Part III: Away from a construction detailOnce the liquid water is on the top surface of the surrounding grade, the third element of moisture management comes into play. We need to get the moisture that we have drained “off of” and “out of” the building, “away from” any and all construction details. Building sites must have a designed drainage plan. This drainage plan should be in place from the earliest stages of the planning phase; it should be rigorously maintained during the construction phase; and it should be continued throughout the building’s useful existence.
Unfortunately, this is one of the most neglected aspects of good moisture management. If neglected, dire consequences may occur, since critical structural components of a building such as basement walls and footings, and their supporting soils, may be compromised. (See Image K.)
Landscaping, both hard and soft, that is immediately adjacent to buildings must be designed to compensate for fill disturbed by foundation excavation. (See Images K-1 & K-2.) If this runoff water needs to be diverted around dwellings, the pathway swale needs to be a minimum of 15 feet away from dwelling and, preferably, hard surfaced. (See Image M.) Excessive moisture will also over-stress the moisture-resistant coatings and drain tile systems that should be a part of below-grade construction details. (See Image L.)
If the ambient temperature in the below-grade construction details cannot keep basement walls and floors warmed, and if they are constantly in a cool condition, chances are that surface temperatures of these foundation components may be at or below the dew point, and condensation will occur. When water vapor condenses on a surface, or on other air particles, liquid water droplets form. This can and often does create a “wet basement.”
By now, it should be apparent that, by not complying with the “away from” part of the rule of good moisture management, really bad things can and will happen. Designing and maintaining a good drainage plan for a construction site is not easy, but it is well worth it. A construction site with a designed and maintained drainage plan is more efficient for everyone involved. A site that is allowed to turn into a “swamp” will regularly impact the site, including the soils and the fill surrounding the building foundation, and that may have both short-term and long-term negative consequences.

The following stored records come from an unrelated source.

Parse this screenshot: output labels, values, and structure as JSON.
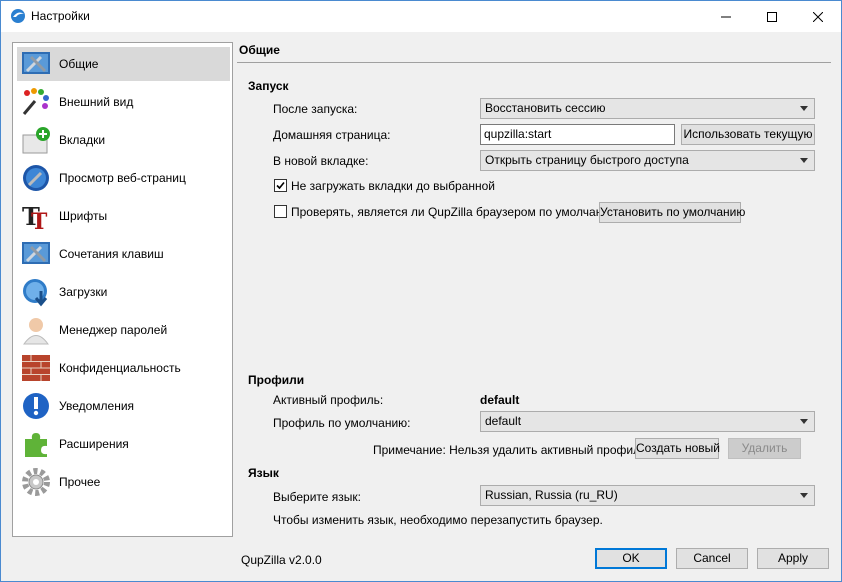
{
  "window": {
    "title": "Настройки",
    "controls": {
      "minimize": "minimize",
      "maximize": "maximize",
      "close": "close"
    }
  },
  "sidebar": {
    "items": [
      {
        "label": "Общие",
        "icon": "general-icon",
        "selected": true
      },
      {
        "label": "Внешний вид",
        "icon": "appearance-icon",
        "selected": false
      },
      {
        "label": "Вкладки",
        "icon": "tabs-icon",
        "selected": false
      },
      {
        "label": "Просмотр веб-страниц",
        "icon": "browsing-icon",
        "selected": false
      },
      {
        "label": "Шрифты",
        "icon": "fonts-icon",
        "selected": false
      },
      {
        "label": "Сочетания клавиш",
        "icon": "shortcuts-icon",
        "selected": false
      },
      {
        "label": "Загрузки",
        "icon": "downloads-icon",
        "selected": false
      },
      {
        "label": "Менеджер паролей",
        "icon": "password-manager-icon",
        "selected": false
      },
      {
        "label": "Конфиденциальность",
        "icon": "privacy-icon",
        "selected": false
      },
      {
        "label": "Уведомления",
        "icon": "notifications-icon",
        "selected": false
      },
      {
        "label": "Расширения",
        "icon": "extensions-icon",
        "selected": false
      },
      {
        "label": "Прочее",
        "icon": "other-icon",
        "selected": false
      }
    ]
  },
  "page": {
    "title": "Общие",
    "startup": {
      "heading": "Запуск",
      "after_launch_label": "После запуска:",
      "after_launch_value": "Восстановить сессию",
      "homepage_label": "Домашняя страница:",
      "homepage_value": "qupzilla:start",
      "use_current_button": "Использовать текущую",
      "new_tab_label": "В новой вкладке:",
      "new_tab_value": "Открыть страницу быстрого доступа",
      "dont_load_tabs_label": "Не загружать вкладки до выбранной",
      "dont_load_tabs_checked": true,
      "check_default_label": "Проверять, является ли QupZilla браузером по умолчанию",
      "check_default_checked": false,
      "set_default_button": "Установить по умолчанию"
    },
    "profiles": {
      "heading": "Профили",
      "active_label": "Активный профиль:",
      "active_value": "default",
      "default_label": "Профиль по умолчанию:",
      "default_value": "default",
      "note": "Примечание: Нельзя удалить активный профиль.",
      "create_button": "Создать новый",
      "delete_button": "Удалить"
    },
    "language": {
      "heading": "Язык",
      "choose_label": "Выберите язык:",
      "choose_value": "Russian, Russia (ru_RU)",
      "restart_note": "Чтобы изменить язык, необходимо перезапустить браузер."
    }
  },
  "footer": {
    "version": "QupZilla v2.0.0",
    "ok_button": "OK",
    "cancel_button": "Cancel",
    "apply_button": "Apply"
  }
}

ConclusionWhen it comes to managing moisture, it should be obvious that there are direct connections among all moisture management conditions and components. John Donne wrote, “No man is an island, entire of itself.”
The same thing holds true for any construction component or detail. Very few, if any, features or factors of a construction project stand alone. A holistic relationship exists, and the improper treatment or neglect of any one component will imperil the rest.
Originally published in Masonry magazine.
About the Author
John Koester is CEO Masonry Technology, Inc. He can be contacted at firstname.lastname@example.org.